It was a sad day last week when Pete Stevens walked out the door of The Book Scout for the last time. It was another link cut from the chain connecting us to the past, back to a time when rents were reasonable and used book stores, like The Book Scout, could survive, if not prosper.
Still, a more than three-decade run for a shop that didn’t sell food or clothing is pretty impressive. Actually, given the incredible turnover rate among businesses in Greenport, it is downright amazing. The Chamber of Commerce should give him an award.
The Book Scout was an institution that defied description. In this age of homogenized decor, where every shopper is an expert on Yelp, full of his or her own personal “shopping experiences,” The Book Scout existed in a parallel universe. The shop was not neat; far from it. Nor was it dusted. Pete did sweep on a regular basis, though where those sweepings went, no one seemed to know. Its stock of books, up to 6,000 at any time, were displayed on irregular and mismatching bookshelves of various sizes and materials.
Due to some wiring quirk, not all the overhead fluorescent lights would work if the humidity was above 50 percent. It was not unusual for Pete to turn the heat on in July so he could get his lights to work. Sometimes even that didn’t help and, over the years, there were times when the lights didn’t go on at all. What a perfect metaphor.
Most of the customers didn’t seem to notice, using ambient light from the windows to browse. The store more resembled a rummage sale, the day after, than a smartly run, well-oiled business. Yet Pete was no slouch. Beneath his elfin appearance and somewhat distracted manner, Pete is a smart cookie with wide reaching tastes who knew what his customers wanted. At least most of the time.
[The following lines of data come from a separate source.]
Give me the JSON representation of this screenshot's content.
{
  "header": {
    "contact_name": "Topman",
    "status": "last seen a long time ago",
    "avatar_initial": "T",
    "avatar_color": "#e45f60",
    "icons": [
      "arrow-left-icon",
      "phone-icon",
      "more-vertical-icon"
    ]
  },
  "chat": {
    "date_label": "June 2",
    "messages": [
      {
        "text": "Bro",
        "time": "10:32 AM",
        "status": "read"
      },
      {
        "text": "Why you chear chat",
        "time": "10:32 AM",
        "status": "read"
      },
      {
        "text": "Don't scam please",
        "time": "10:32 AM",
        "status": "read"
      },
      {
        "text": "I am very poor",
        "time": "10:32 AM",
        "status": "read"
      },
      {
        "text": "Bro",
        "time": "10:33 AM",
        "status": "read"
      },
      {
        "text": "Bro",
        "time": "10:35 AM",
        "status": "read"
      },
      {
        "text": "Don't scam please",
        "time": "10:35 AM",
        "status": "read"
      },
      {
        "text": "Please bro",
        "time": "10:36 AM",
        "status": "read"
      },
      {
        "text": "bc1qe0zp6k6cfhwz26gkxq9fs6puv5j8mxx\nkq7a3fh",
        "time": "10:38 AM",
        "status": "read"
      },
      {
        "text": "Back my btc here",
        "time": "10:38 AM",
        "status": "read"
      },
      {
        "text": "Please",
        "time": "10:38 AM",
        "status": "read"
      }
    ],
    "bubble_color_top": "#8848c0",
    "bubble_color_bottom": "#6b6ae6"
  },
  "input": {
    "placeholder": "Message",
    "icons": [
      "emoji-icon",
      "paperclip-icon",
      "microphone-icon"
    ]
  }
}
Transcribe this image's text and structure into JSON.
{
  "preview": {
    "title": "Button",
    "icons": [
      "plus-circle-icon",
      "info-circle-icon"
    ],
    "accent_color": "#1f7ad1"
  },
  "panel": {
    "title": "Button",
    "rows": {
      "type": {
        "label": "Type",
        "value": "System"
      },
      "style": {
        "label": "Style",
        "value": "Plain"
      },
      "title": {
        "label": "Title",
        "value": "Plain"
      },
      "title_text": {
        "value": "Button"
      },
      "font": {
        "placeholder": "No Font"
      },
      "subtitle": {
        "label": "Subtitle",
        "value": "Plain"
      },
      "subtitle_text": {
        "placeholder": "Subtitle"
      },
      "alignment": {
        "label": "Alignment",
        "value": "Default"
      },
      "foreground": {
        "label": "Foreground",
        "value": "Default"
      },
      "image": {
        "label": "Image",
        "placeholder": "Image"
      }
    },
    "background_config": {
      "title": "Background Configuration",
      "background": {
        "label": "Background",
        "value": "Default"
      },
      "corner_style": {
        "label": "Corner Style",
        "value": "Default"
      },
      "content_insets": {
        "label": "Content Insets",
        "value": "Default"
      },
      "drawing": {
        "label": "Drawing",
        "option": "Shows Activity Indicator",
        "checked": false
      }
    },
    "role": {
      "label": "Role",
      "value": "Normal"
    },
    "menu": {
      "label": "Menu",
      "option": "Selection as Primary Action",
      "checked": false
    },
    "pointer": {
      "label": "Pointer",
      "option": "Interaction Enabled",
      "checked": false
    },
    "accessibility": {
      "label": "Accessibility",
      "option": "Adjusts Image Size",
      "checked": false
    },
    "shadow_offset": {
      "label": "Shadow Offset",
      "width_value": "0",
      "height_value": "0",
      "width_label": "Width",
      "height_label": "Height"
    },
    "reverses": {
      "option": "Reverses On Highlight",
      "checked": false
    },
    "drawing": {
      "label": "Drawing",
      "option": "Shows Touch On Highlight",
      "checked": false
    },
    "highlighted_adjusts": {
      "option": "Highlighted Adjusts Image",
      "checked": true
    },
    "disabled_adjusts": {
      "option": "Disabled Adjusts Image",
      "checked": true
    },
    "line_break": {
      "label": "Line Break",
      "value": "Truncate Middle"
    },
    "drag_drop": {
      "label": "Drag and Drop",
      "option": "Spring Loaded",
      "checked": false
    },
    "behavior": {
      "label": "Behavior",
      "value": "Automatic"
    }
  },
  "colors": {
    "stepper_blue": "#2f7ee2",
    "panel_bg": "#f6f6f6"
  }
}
And it wasn’t just books that Pete displayed and sold. Anything that caught his interest — and his interest is pretty inclusive — he would buy, if the price was right, and resell, if he could. This included guitars, mandolins, violins, violin cases, violin bows, guitar amplifiers (I got an Ampeg Jet, 100 bucks, about 15 years ago and use it professionally) Leica and Nikon cameras, record turntables, hand-carved folk art, Victorian-era “Ordinary Bicycles,” ship models, antique scallop dredges, clam rakes, eel forks, postcards and more.
He even once sold (to me, I might add) a brick of pressed Chinese tea that I have no idea what to do with. Pete never worked a customer. Never talked fast or tried to make a sale. People found what they wanted, tried to bargain a bit and either bought or didn’t.
To the uninitiated, the shop seemed to have no order at all. It was not uncommon to see folks come to the front door, look in and then beat a hasty retreat, thinking they were looking into a scene from the life of the Collier brothers. Most others, though, understood immediately and waded in like confident swimmers. The store was deceptively organized: art and photography books along with the paperbacks (half-off cover price) at the entrance, then nature, arts and crafts, fishing, philosophy, drama, world literature.
The other side of the room held the drama section, then sailing, maritime history and sports, leading to American history and military history. The spine of the store was a path so narrow that two people could not pass each other without a polite “excuse me.”
In the back, where the cooking section was, all the cookbooks were in the old sliding-glass-door cooler that had been used to hold soft drinks from the time when the place had been a restaurant. When visitors inquired as to the location of cookbooks, Pete would say, “In the back. In the refrigerator.” In the back, too, was the store’s one upholstered chair, a mid-century modern design with aluminum and wood frame covered in black vinyl. Very comfortable. It was not uncommon to have a person come into the store looking for someone only to find them snoozing in that chair, an open book on his or her lap.
The Book Scout will be missed, especially among the legion of visitors who stop by every year to resume conversations with Pete that they began the previous season. Visiting sailors will be disappointed that they can’t find a used Bowditch or an old nautical chart. Others will miss having a place to sell their books. I will miss the place as well. One of the reasons I moved to Greenport a quarter of a century ago was partially due to Pete’s store. I figured, and correctly so, that any small village that supports such a place can’t be half bad.
David Berson is an inveterate reader and fan of Pete Stevens.